In the Mafia's infancy, the modus operandi was to shake down local merchants for “protection.” This code word simply meant that if the shopkeeper refused to pay the mobster, the mobster would have the shop trashed … or worse. The early Mustache Pete's preyed solely on their own fellow immigrants, rarely venturing outside the area to shakedown other groups. But as their influence expanded the extortion racket was brought to other neighborhoods.
The Mafia makes a lot of its money from imposing a “street tax” on independent criminals operating in its territory. Drug dealers have long been a favorite target. Why deal the drugs yourself when you can simply shakedown a dealer? It's less work and less risk. The street tax is usually applied to bookmakers, pimps, con men, and thieves, but can also include other criminals, as well as up and coming mob associates.

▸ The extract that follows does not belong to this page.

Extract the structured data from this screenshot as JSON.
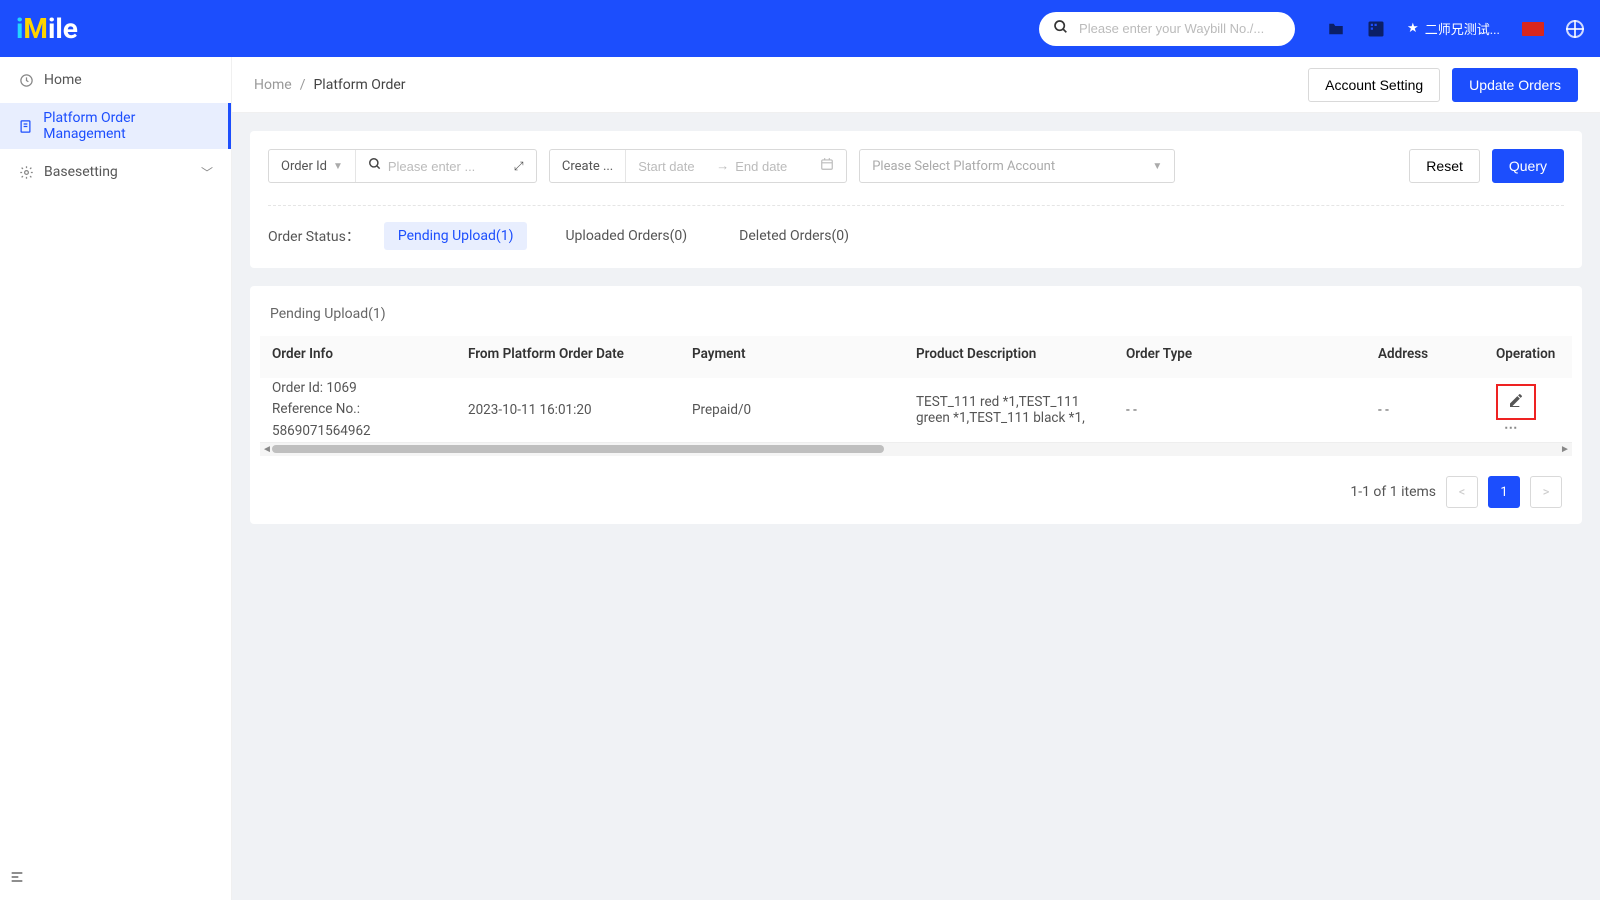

The term that the Mafia used to get money from local neighborhood merchants was “a little to wet my beak.” That was enough to let the shopkeepers know that if they didn't kick up some of their hard-earned money, then retribution would be harsh.